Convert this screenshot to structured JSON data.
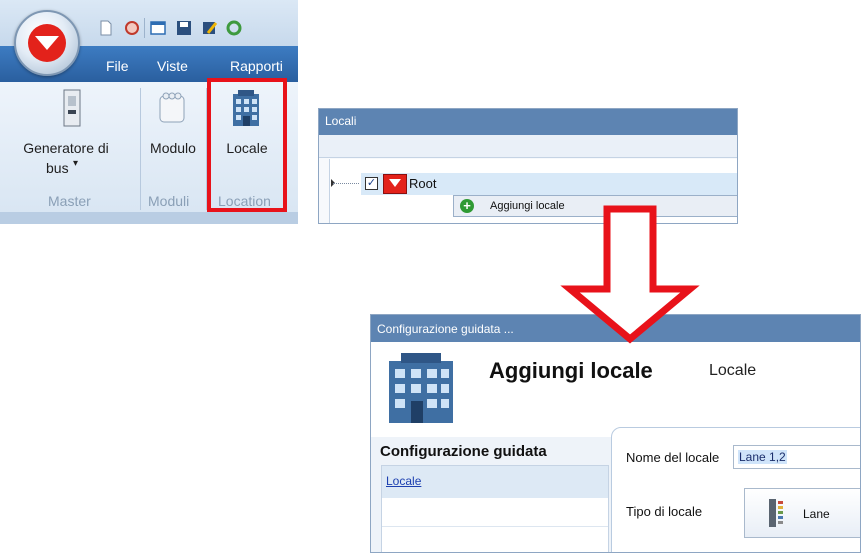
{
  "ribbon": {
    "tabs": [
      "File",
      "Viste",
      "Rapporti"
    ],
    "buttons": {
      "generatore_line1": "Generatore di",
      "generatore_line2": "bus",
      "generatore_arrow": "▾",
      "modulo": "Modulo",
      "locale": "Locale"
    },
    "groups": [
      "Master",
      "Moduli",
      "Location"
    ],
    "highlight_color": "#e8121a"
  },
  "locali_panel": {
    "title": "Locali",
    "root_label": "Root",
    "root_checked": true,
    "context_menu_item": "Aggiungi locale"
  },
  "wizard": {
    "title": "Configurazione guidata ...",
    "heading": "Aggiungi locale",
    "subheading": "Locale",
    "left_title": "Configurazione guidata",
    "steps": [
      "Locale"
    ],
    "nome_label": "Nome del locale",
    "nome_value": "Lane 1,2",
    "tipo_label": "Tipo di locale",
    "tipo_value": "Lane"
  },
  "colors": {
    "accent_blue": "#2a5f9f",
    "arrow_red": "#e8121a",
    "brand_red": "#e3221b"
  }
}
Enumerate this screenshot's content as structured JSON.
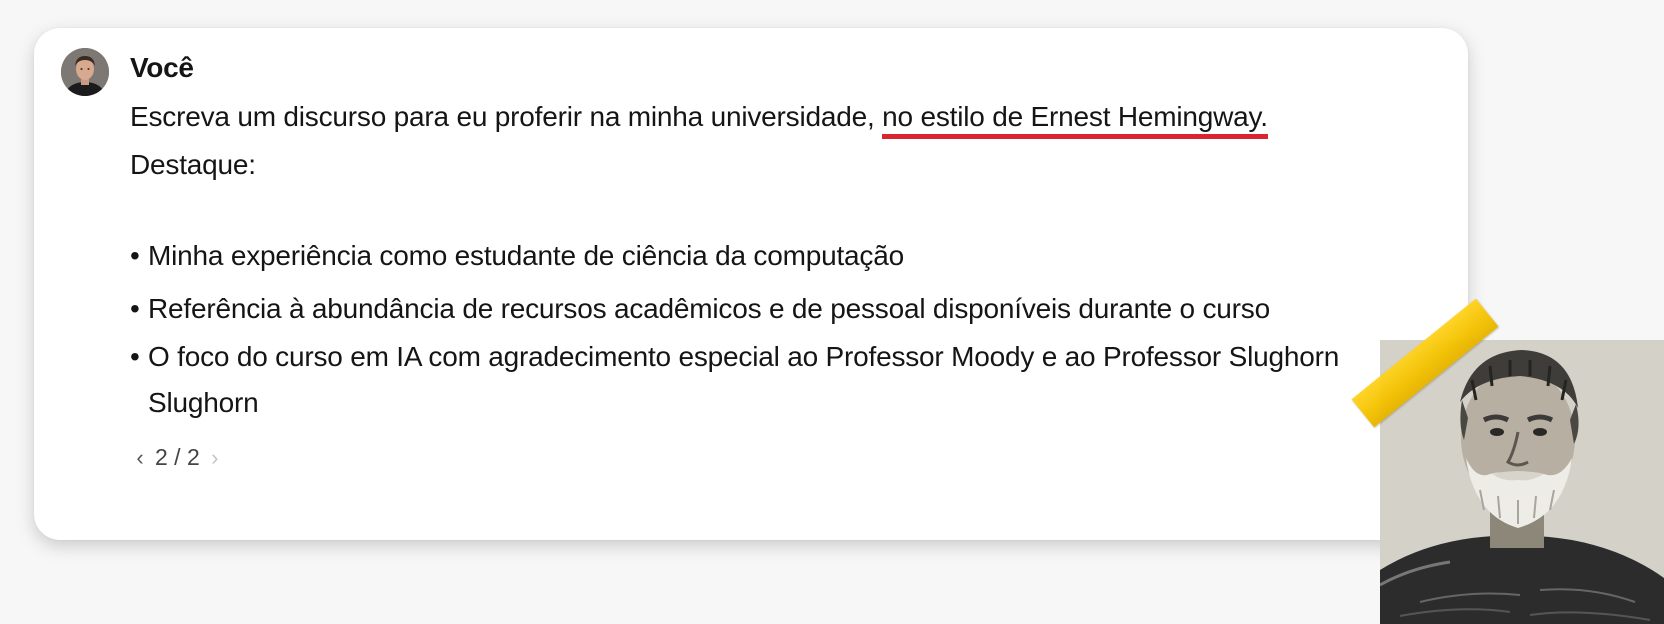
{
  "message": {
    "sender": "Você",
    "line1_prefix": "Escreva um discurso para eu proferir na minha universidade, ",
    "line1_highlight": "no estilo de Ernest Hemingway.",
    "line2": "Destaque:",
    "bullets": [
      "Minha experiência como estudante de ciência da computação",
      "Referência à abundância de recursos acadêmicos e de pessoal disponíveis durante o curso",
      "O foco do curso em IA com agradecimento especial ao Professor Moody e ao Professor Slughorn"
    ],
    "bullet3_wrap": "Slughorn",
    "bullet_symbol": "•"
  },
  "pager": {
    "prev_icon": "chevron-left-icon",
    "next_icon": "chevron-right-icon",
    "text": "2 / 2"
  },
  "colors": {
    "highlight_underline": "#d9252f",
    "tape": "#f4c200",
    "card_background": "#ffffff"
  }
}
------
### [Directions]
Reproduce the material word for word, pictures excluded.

### [Written answer]
Convert this screenshot to structured JSON data.
{
  "ribbon": {
    "tabs": [
      "File",
      "Viste",
      "Rapporti"
    ],
    "buttons": {
      "generatore_line1": "Generatore di",
      "generatore_line2": "bus",
      "generatore_arrow": "▾",
      "modulo": "Modulo",
      "locale": "Locale"
    },
    "groups": [
      "Master",
      "Moduli",
      "Location"
    ],
    "highlight_color": "#e8121a"
  },
  "locali_panel": {
    "title": "Locali",
    "root_label": "Root",
    "root_checked": true,
    "context_menu_item": "Aggiungi locale"
  },
  "wizard": {
    "title": "Configurazione guidata ...",
    "heading": "Aggiungi locale",
    "subheading": "Locale",
    "left_title": "Configurazione guidata",
    "steps": [
      "Locale"
    ],
    "nome_label": "Nome del locale",
    "nome_value": "Lane 1,2",
    "tipo_label": "Tipo di locale",
    "tipo_value": "Lane"
  },
  "colors": {
    "accent_blue": "#2a5f9f",
    "arrow_red": "#e8121a",
    "brand_red": "#e3221b"
  }
}
Enumerate this screenshot's content as structured JSON.
{
  "message": {
    "sender": "Você",
    "line1_prefix": "Escreva um discurso para eu proferir na minha universidade, ",
    "line1_highlight": "no estilo de Ernest Hemingway.",
    "line2": "Destaque:",
    "bullets": [
      "Minha experiência como estudante de ciência da computação",
      "Referência à abundância de recursos acadêmicos e de pessoal disponíveis durante o curso",
      "O foco do curso em IA com agradecimento especial ao Professor Moody e ao Professor Slughorn"
    ],
    "bullet3_wrap": "Slughorn",
    "bullet_symbol": "•"
  },
  "pager": {
    "prev_icon": "chevron-left-icon",
    "next_icon": "chevron-right-icon",
    "text": "2 / 2"
  },
  "colors": {
    "highlight_underline": "#d9252f",
    "tape": "#f4c200",
    "card_background": "#ffffff"
  }
}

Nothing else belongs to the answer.